RECORDS FOR PROCESSING:
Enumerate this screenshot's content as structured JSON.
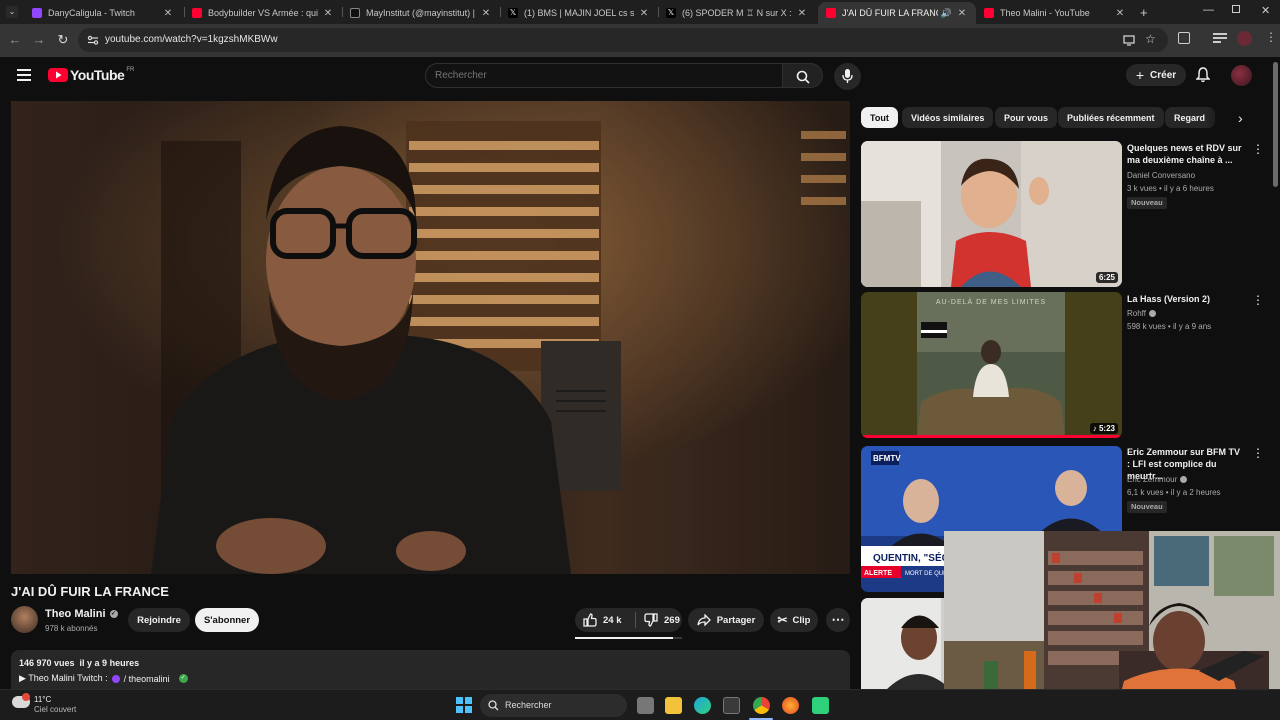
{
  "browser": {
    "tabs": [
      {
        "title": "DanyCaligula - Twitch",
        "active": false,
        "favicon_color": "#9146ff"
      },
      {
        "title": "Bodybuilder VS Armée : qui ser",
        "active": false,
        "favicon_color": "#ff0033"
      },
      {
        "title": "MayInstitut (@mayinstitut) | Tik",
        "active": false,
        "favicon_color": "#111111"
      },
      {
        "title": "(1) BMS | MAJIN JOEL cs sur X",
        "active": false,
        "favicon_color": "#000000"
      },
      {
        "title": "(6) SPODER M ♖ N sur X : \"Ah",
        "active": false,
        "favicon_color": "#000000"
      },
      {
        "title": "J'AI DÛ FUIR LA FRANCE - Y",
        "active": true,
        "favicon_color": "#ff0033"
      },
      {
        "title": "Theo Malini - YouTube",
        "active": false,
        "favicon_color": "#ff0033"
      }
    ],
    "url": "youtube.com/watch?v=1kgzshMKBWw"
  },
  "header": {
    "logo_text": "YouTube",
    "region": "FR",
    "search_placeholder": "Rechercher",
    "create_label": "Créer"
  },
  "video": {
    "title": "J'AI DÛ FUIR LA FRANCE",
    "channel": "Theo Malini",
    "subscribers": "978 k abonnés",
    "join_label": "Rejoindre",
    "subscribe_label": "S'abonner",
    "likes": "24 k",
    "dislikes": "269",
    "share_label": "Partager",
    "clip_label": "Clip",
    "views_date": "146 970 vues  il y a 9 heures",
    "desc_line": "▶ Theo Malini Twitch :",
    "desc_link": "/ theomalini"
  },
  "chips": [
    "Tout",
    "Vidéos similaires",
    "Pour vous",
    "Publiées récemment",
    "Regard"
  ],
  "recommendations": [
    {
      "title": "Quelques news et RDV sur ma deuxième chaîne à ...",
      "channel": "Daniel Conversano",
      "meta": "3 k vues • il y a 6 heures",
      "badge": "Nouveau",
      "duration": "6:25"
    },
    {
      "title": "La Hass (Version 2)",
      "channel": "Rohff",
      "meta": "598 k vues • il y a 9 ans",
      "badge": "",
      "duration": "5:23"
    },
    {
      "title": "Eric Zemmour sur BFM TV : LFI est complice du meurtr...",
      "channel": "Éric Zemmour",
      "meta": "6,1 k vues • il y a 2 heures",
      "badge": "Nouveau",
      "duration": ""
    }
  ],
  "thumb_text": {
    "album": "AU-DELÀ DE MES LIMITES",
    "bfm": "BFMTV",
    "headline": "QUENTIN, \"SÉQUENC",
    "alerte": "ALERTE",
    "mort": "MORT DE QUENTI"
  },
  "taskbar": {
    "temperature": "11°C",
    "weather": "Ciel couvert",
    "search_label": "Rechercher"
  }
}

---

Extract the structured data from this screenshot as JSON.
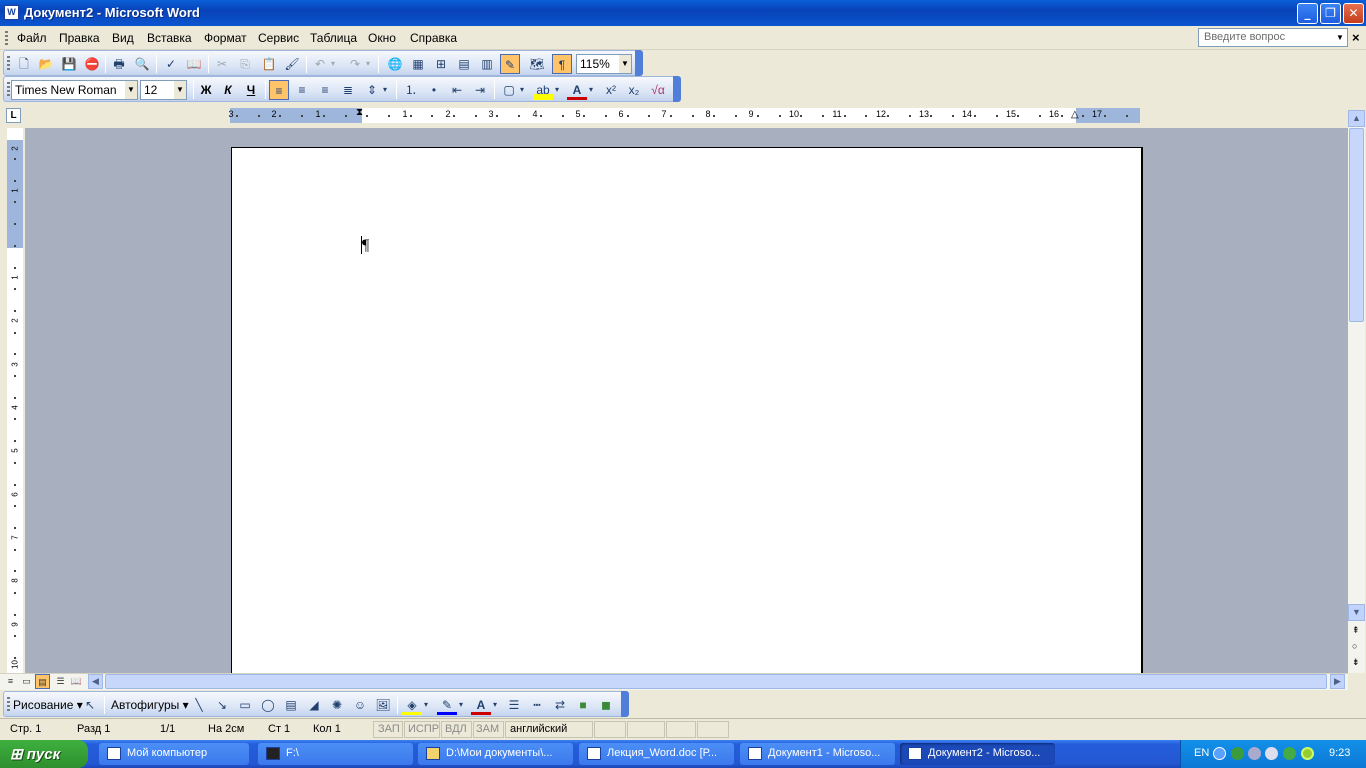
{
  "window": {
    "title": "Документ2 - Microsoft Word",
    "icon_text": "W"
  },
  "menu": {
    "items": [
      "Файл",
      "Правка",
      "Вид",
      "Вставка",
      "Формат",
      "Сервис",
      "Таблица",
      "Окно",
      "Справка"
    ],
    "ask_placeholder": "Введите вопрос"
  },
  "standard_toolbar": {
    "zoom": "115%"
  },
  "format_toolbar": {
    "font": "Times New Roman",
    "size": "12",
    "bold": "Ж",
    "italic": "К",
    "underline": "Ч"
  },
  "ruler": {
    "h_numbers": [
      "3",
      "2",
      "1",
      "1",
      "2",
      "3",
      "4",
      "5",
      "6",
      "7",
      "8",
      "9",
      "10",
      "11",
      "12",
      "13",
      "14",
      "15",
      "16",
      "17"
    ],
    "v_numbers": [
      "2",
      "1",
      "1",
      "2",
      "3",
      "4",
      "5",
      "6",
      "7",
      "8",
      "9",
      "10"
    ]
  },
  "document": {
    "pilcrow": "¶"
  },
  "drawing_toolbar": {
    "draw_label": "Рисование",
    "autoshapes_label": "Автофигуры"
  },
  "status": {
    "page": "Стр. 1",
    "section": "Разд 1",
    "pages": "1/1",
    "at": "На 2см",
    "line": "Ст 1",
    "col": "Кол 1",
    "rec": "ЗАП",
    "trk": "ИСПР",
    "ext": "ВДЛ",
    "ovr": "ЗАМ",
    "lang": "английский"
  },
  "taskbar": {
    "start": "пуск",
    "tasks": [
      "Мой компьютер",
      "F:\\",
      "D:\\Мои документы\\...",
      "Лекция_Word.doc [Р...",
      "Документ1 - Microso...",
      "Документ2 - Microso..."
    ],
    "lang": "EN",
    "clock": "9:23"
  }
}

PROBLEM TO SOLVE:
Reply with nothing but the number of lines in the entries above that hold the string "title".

REPLY:
12